> **Goal of the exercise**
In the data below, find each line carrying the string "root" and copy it out.

*** Block opens ***

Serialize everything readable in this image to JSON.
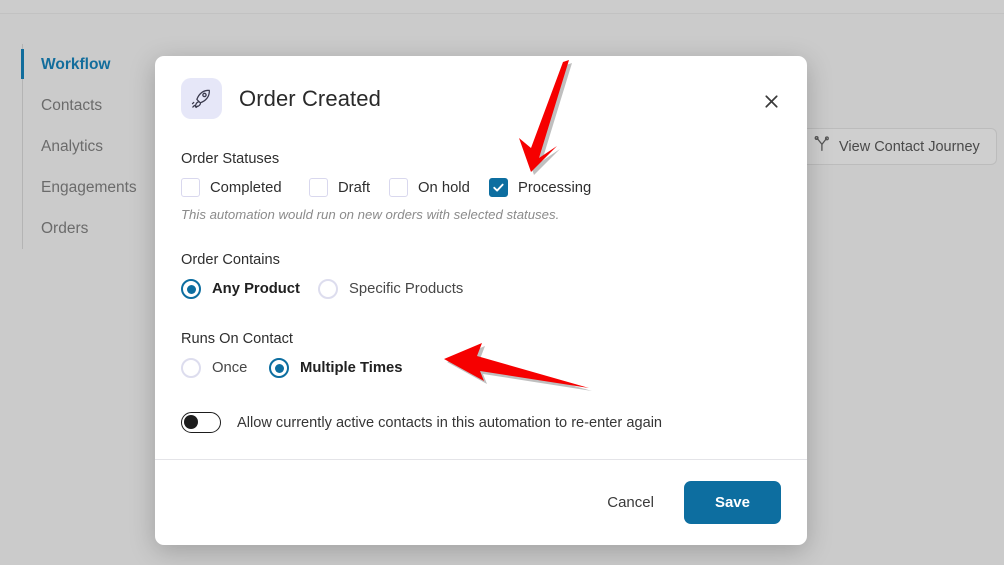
{
  "sidebar": {
    "items": [
      {
        "label": "Workflow",
        "active": true
      },
      {
        "label": "Contacts",
        "active": false
      },
      {
        "label": "Analytics",
        "active": false
      },
      {
        "label": "Engagements",
        "active": false
      },
      {
        "label": "Orders",
        "active": false
      }
    ]
  },
  "toolbar": {
    "view_contact_journey": "View Contact Journey",
    "journey_icon": "branch-journey-icon"
  },
  "modal": {
    "icon": "rocket-icon",
    "title": "Order Created",
    "close_icon": "close-icon",
    "order_statuses": {
      "label": "Order Statuses",
      "options": [
        {
          "label": "Completed",
          "checked": false
        },
        {
          "label": "Draft",
          "checked": false
        },
        {
          "label": "On hold",
          "checked": false
        },
        {
          "label": "Processing",
          "checked": true
        }
      ],
      "help_text": "This automation would run on new orders with selected statuses."
    },
    "order_contains": {
      "label": "Order Contains",
      "options": [
        {
          "label": "Any Product",
          "selected": true
        },
        {
          "label": "Specific Products",
          "selected": false
        }
      ]
    },
    "runs_on_contact": {
      "label": "Runs On Contact",
      "options": [
        {
          "label": "Once",
          "selected": false
        },
        {
          "label": "Multiple Times",
          "selected": true
        }
      ]
    },
    "reenter_toggle": {
      "label": "Allow currently active contacts in this automation to re-enter again",
      "on": false
    },
    "footer": {
      "cancel_label": "Cancel",
      "save_label": "Save"
    }
  },
  "colors": {
    "accent_blue": "#0d6ea0",
    "sidebar_active": "#126d9c",
    "page_background": "#cbcbcb",
    "modal_background": "#ffffff",
    "annotation_red": "#f60000",
    "rocket_badge_bg": "#e6e7f8"
  },
  "annotations": [
    {
      "name": "arrow-to-processing-checkbox",
      "direction": "down-left",
      "target": "Processing"
    },
    {
      "name": "arrow-to-multiple-times-radio",
      "direction": "left",
      "target": "Multiple Times"
    }
  ]
}
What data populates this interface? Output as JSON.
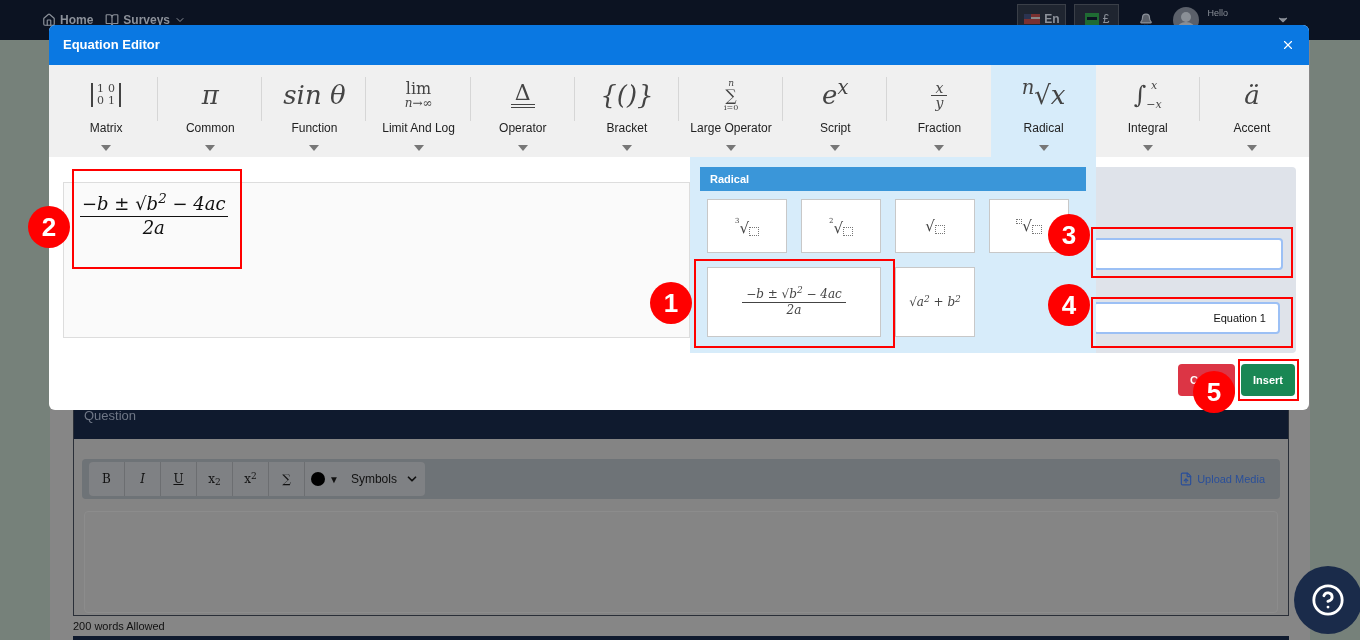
{
  "nav": {
    "items": [
      {
        "label": "Home",
        "kind": "home"
      },
      {
        "label": "Surveys",
        "kind": "surveys"
      }
    ],
    "language": "En",
    "currency": "£",
    "greeting": "Hello"
  },
  "editor": {
    "title": "Equation Editor",
    "tools": [
      {
        "label": "Matrix",
        "kind": "matrix",
        "cells": [
          "1",
          "0",
          "0",
          "1"
        ],
        "selected": false
      },
      {
        "label": "Common",
        "kind": "plain",
        "symbol": "π",
        "selected": false
      },
      {
        "label": "Function",
        "kind": "plain",
        "symbol": "sin θ",
        "selected": false
      },
      {
        "label": "Limit And Log",
        "kind": "stack",
        "symbol": "lim",
        "sub": "n→∞",
        "selected": false
      },
      {
        "label": "Operator",
        "kind": "underlined",
        "symbol": "Δ",
        "selected": false
      },
      {
        "label": "Bracket",
        "kind": "plain",
        "symbol": "{()}",
        "selected": false
      },
      {
        "label": "Large Operator",
        "kind": "big-operator",
        "symbol": "∑",
        "sup": "n",
        "sub": "i=0",
        "selected": false
      },
      {
        "label": "Script",
        "kind": "plain",
        "symbol": "e$^{x}$",
        "selected": false
      },
      {
        "label": "Fraction",
        "kind": "fraction",
        "top": "x",
        "bottom": "y",
        "selected": false
      },
      {
        "label": "Radical",
        "kind": "plain",
        "symbol": "$^{n}$√x",
        "selected": true
      },
      {
        "label": "Integral",
        "kind": "integral",
        "symbol": "∫",
        "sup": "x",
        "sub": "−x",
        "selected": false
      },
      {
        "label": "Accent",
        "kind": "plain",
        "symbol": "ä",
        "selected": false
      }
    ],
    "formula": {
      "numerator": "−b ± √b$^{2}$ − 4ac",
      "denominator": "2a"
    },
    "dropdown": {
      "title": "Radical",
      "items": [
        {
          "kind": "indexed-root",
          "index": "3",
          "radical": "√"
        },
        {
          "kind": "indexed-root",
          "index": "2",
          "radical": "√"
        },
        {
          "kind": "square-root",
          "radical": "√"
        },
        {
          "kind": "box-root",
          "radical": "√"
        },
        {
          "kind": "fraction",
          "numerator": "−b ± √b$^{2}$ − 4ac",
          "denominator": "2a"
        },
        {
          "kind": "expression",
          "text": "√a$^{2}$ + b$^{2}$"
        }
      ]
    },
    "fields": [
      {
        "focused": true
      },
      {
        "value": "Equation 1",
        "focused": true
      }
    ],
    "buttons": [
      {
        "label": "C",
        "kind": "cancel"
      },
      {
        "label": "Insert",
        "kind": "insert"
      }
    ]
  },
  "question": {
    "title": "Question",
    "format_buttons": [
      "B",
      "I",
      "U",
      "x$_{2}$",
      "x$^{2}$",
      "∑"
    ],
    "color_arrow": "▼",
    "symbols": "Symbols",
    "upload": "Upload Media",
    "note": "200 words Allowed"
  },
  "annotations": [
    {
      "number": "1"
    },
    {
      "number": "2"
    },
    {
      "number": "3"
    },
    {
      "number": "4"
    },
    {
      "number": "5"
    }
  ]
}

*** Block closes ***

> **Your response**
          "kind": "indexed-root",
          "kind": "indexed-root",
          "kind": "square-root",
          "kind": "box-root",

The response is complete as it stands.